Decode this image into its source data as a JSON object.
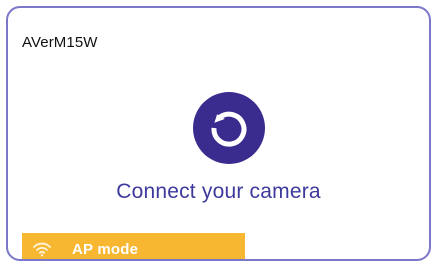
{
  "device": {
    "name": "AVerM15W"
  },
  "connect": {
    "label": "Connect your camera",
    "icon": "refresh-icon"
  },
  "mode": {
    "label": "AP mode",
    "icon": "wifi-icon",
    "color": "#f7b731"
  },
  "colors": {
    "accent": "#3a2b8e",
    "border": "#7b77c9",
    "text_accent": "#3d3a9b"
  }
}
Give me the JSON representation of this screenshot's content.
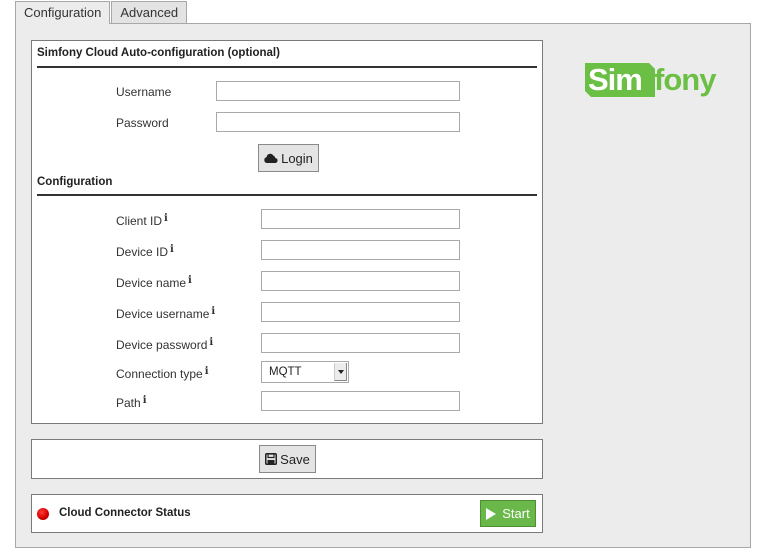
{
  "tabs": [
    {
      "label": "Configuration",
      "active": true
    },
    {
      "label": "Advanced",
      "active": false
    }
  ],
  "auto_config": {
    "title": "Simfony Cloud Auto-configuration (optional)",
    "username_label": "Username",
    "username_value": "",
    "password_label": "Password",
    "password_value": "",
    "login_button": "Login",
    "login_icon": "cloud-icon"
  },
  "configuration": {
    "title": "Configuration",
    "info_glyph": "i",
    "fields": [
      {
        "label": "Client ID",
        "value": ""
      },
      {
        "label": "Device ID",
        "value": ""
      },
      {
        "label": "Device name",
        "value": ""
      },
      {
        "label": "Device username",
        "value": ""
      },
      {
        "label": "Device password",
        "value": ""
      },
      {
        "label": "Connection type",
        "value": "MQTT",
        "type": "select"
      },
      {
        "label": "Path",
        "value": ""
      }
    ]
  },
  "save": {
    "label": "Save",
    "icon": "floppy-disk-icon"
  },
  "status": {
    "label": "Cloud Connector Status",
    "state_color": "#d80000",
    "start_button": "Start",
    "start_icon": "play-icon",
    "start_color": "#6bb84a"
  },
  "logo": {
    "part1": "Sim",
    "part2": "fony",
    "brand_color": "#6cbf45"
  }
}
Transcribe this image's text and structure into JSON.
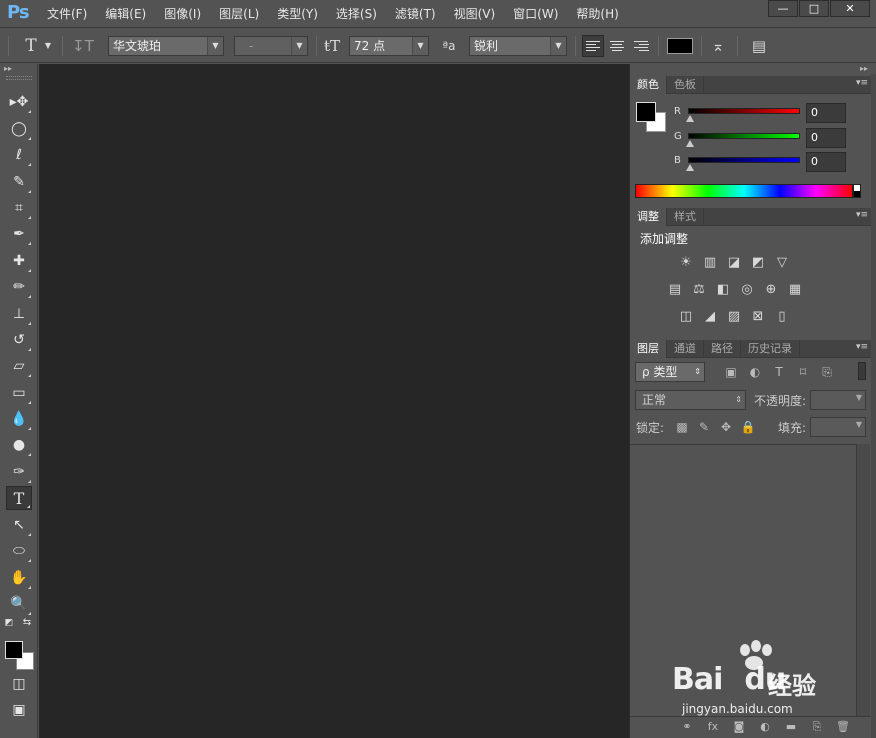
{
  "app": {
    "logo": "Ps",
    "menu": [
      "文件(F)",
      "编辑(E)",
      "图像(I)",
      "图层(L)",
      "类型(Y)",
      "选择(S)",
      "滤镜(T)",
      "视图(V)",
      "窗口(W)",
      "帮助(H)"
    ],
    "window_controls": [
      "—",
      "□",
      "✕"
    ]
  },
  "options": {
    "tool_glyph": "T",
    "font_family": "华文琥珀",
    "font_style": "-",
    "font_size": "72 点",
    "aa_label": "ªa",
    "antialias": "锐利",
    "text_color": "#000000"
  },
  "tools": [
    {
      "name": "move-tool",
      "glyph": "▸✥"
    },
    {
      "name": "marquee-tool",
      "glyph": "◯"
    },
    {
      "name": "lasso-tool",
      "glyph": "ℓ"
    },
    {
      "name": "quick-select-tool",
      "glyph": "✎"
    },
    {
      "name": "crop-tool",
      "glyph": "⌗"
    },
    {
      "name": "eyedropper-tool",
      "glyph": "✒"
    },
    {
      "name": "healing-brush-tool",
      "glyph": "✚"
    },
    {
      "name": "brush-tool",
      "glyph": "✏"
    },
    {
      "name": "clone-stamp-tool",
      "glyph": "⊥"
    },
    {
      "name": "history-brush-tool",
      "glyph": "↺"
    },
    {
      "name": "eraser-tool",
      "glyph": "▱"
    },
    {
      "name": "gradient-tool",
      "glyph": "▭"
    },
    {
      "name": "blur-tool",
      "glyph": "💧"
    },
    {
      "name": "dodge-tool",
      "glyph": "●"
    },
    {
      "name": "pen-tool",
      "glyph": "✑"
    },
    {
      "name": "type-tool",
      "glyph": "T"
    },
    {
      "name": "path-select-tool",
      "glyph": "↖"
    },
    {
      "name": "ellipse-tool",
      "glyph": "⬭"
    },
    {
      "name": "hand-tool",
      "glyph": "✋"
    },
    {
      "name": "zoom-tool",
      "glyph": "🔍"
    }
  ],
  "toolbox_extra": {
    "reset_glyph": "◩",
    "swap_glyph": "⇆",
    "quickmask_glyph": "◫",
    "screenmode_glyph": "▣"
  },
  "color_panel": {
    "tabs": [
      "颜色",
      "色板"
    ],
    "channels": [
      {
        "label": "R",
        "value": "0",
        "gradient": "linear-gradient(to right, #000, #ff0000)"
      },
      {
        "label": "G",
        "value": "0",
        "gradient": "linear-gradient(to right, #000, #00ff00)"
      },
      {
        "label": "B",
        "value": "0",
        "gradient": "linear-gradient(to right, #000, #0000ff)"
      }
    ]
  },
  "adjust_panel": {
    "tabs": [
      "调整",
      "样式"
    ],
    "title": "添加调整",
    "rows": [
      [
        "☀",
        "▥",
        "◪",
        "◩",
        "▽"
      ],
      [
        "▤",
        "⚖",
        "◧",
        "◎",
        "⊕",
        "▦"
      ],
      [
        "◫",
        "◢",
        "▨",
        "⊠",
        "▯"
      ]
    ]
  },
  "layers_panel": {
    "tabs": [
      "图层",
      "通道",
      "路径",
      "历史记录"
    ],
    "filter_label": "ρ 类型",
    "filter_icons": [
      "▣",
      "◐",
      "T",
      "⌑",
      "⎘"
    ],
    "blend_mode": "正常",
    "opacity_label": "不透明度:",
    "lock_label": "锁定:",
    "lock_icons": [
      "▩",
      "✎",
      "✥",
      "🔒"
    ],
    "fill_label": "填充:",
    "footer_icons": [
      "⚭",
      "fx",
      "◙",
      "◐",
      "▬",
      "⎘",
      "🗑"
    ]
  },
  "watermark": {
    "brand": "Bai",
    "brand2": "du",
    "brand_cn": "经验",
    "url": "jingyan.baidu.com"
  }
}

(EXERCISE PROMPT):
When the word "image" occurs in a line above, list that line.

(RESULT OF THIS TASK):
Decode this image into its source data as a JSON object.
Transcribe this image's text and structure into JSON.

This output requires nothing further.